When I first came to Rome, I grew potfuls of Lantana (probably L. camara, but not sure precisely what species). Sure, it’s an invasive, noxious weed, but nobody’s perfect, and I liked the succession of flowers and that strange, almost catty scent of the crushed leaves. And in the autumn, I noticed a strange thing. Unlike all the other plant pots, there was nary a single weed growing beneath the Lantanas. That was an observation odd enough to make me check, and discover that Lantana is allelopathic; it makes life hard for anything growing underneath it.
An article by Professor Anil Gupta reminded me of this. The article was partly about Auta Gravetas, a Ugandan farmer who noticed that sweet potatoes at the edge of a field bordered by Lantana had fewer pests than plants near the centre of the plot. He experimented with putting lantana leaves between layers of dried slices of sweet potato, which extended their shelf-life by six weeks or more, an important consideration for very poor farmers. In 2000, this discovery won Auta Gravetas1 first prize in a competition organised by IFAD. As Gupta observes:
The weed became a resource. … Neither lantana camara was indigenous nor had the knowledge been transferred by one generation to another over centuries. The way of knowing was traditional — by observing an odd phenomenon, discriminating, abstracting, hypothesising, testing and developing a robust rule or technology.
There’s probably a lot more that Lantana could be used for; given its anti-microbial (and other) properties.
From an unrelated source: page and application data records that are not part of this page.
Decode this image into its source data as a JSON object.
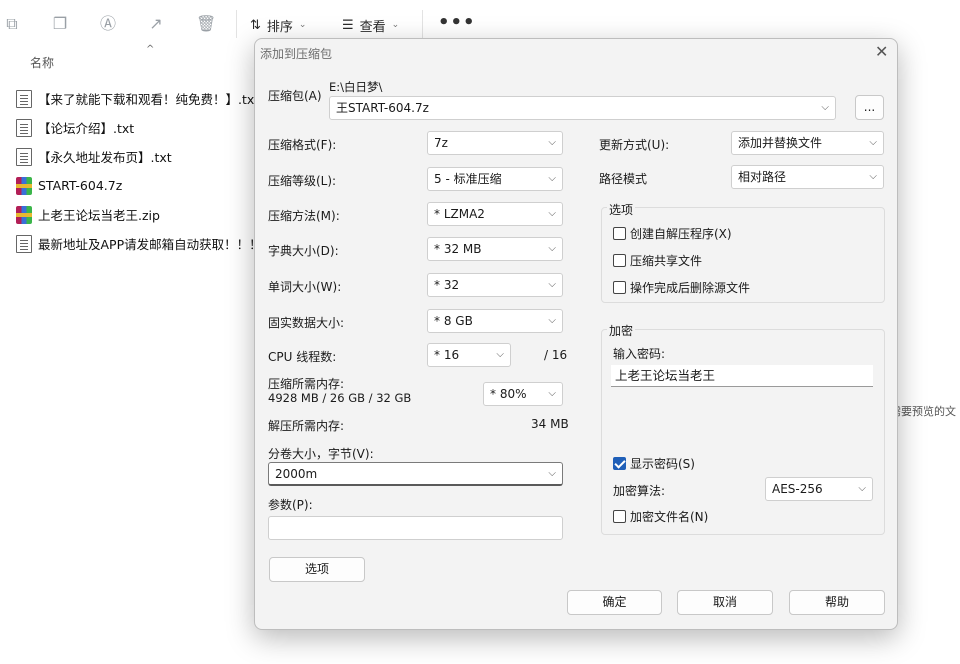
{
  "explorer": {
    "toolbar": {
      "sort_label": "排序",
      "view_label": "查看",
      "more_label": "•••"
    },
    "column_name": "名称",
    "files": [
      {
        "name": "【来了就能下载和观看！纯免费！】.txt",
        "type": "txt"
      },
      {
        "name": "【论坛介绍】.txt",
        "type": "txt"
      },
      {
        "name": "【永久地址发布页】.txt",
        "type": "txt"
      },
      {
        "name": "START-604.7z",
        "type": "archive"
      },
      {
        "name": "上老王论坛当老王.zip",
        "type": "archive"
      },
      {
        "name": "最新地址及APP请发邮箱自动获取！！！",
        "type": "txt"
      }
    ],
    "stray_text": "需要预览的文"
  },
  "dialog": {
    "title": "添加到压缩包",
    "archive": {
      "label": "压缩包(A)",
      "path": "E:\\白日梦\\",
      "value": "王START-604.7z",
      "browse_label": "..."
    },
    "left": {
      "format": {
        "label": "压缩格式(F):",
        "value": "7z"
      },
      "level": {
        "label": "压缩等级(L):",
        "value": "5 - 标准压缩"
      },
      "method": {
        "label": "压缩方法(M):",
        "value": "* LZMA2"
      },
      "dict": {
        "label": "字典大小(D):",
        "value": "* 32 MB"
      },
      "word": {
        "label": "单词大小(W):",
        "value": "* 32"
      },
      "solid": {
        "label": "固实数据大小:",
        "value": "* 8 GB"
      },
      "cpu": {
        "label": "CPU 线程数:",
        "value": "* 16",
        "total": "/ 16"
      },
      "mem_comp": {
        "label": "压缩所需内存:",
        "detail": "4928 MB / 26 GB / 32 GB",
        "value": "* 80%"
      },
      "mem_decomp": {
        "label": "解压所需内存:",
        "value": "34 MB"
      },
      "split": {
        "label": "分卷大小，字节(V):",
        "value": "2000m"
      },
      "params": {
        "label": "参数(P):",
        "value": ""
      },
      "options_button": "选项"
    },
    "right": {
      "update": {
        "label": "更新方式(U):",
        "value": "添加并替换文件"
      },
      "path_mode": {
        "label": "路径模式",
        "value": "相对路径"
      },
      "options_group": {
        "title": "选项",
        "sfx": "创建自解压程序(X)",
        "shared": "压缩共享文件",
        "delete_after": "操作完成后删除源文件"
      },
      "encryption_group": {
        "title": "加密",
        "password_label": "输入密码:",
        "password_value": "上老王论坛当老王",
        "show_password": "显示密码(S)",
        "method_label": "加密算法:",
        "method_value": "AES-256",
        "encrypt_names": "加密文件名(N)"
      }
    },
    "buttons": {
      "ok": "确定",
      "cancel": "取消",
      "help": "帮助"
    }
  }
}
Gupta has a bit of a bee in his bonnet about this story, and writes about it often. But the point is well taken. Farmers can innovate in unexpected ways, and it requires all parties to be alert to the possibilities if those innovations are to be spread. And quite by coincidence, I’m sure, BBC News Africa reports today on a Cameroonian innovator and entrepreneur who also transformed his local food system.Footnotes: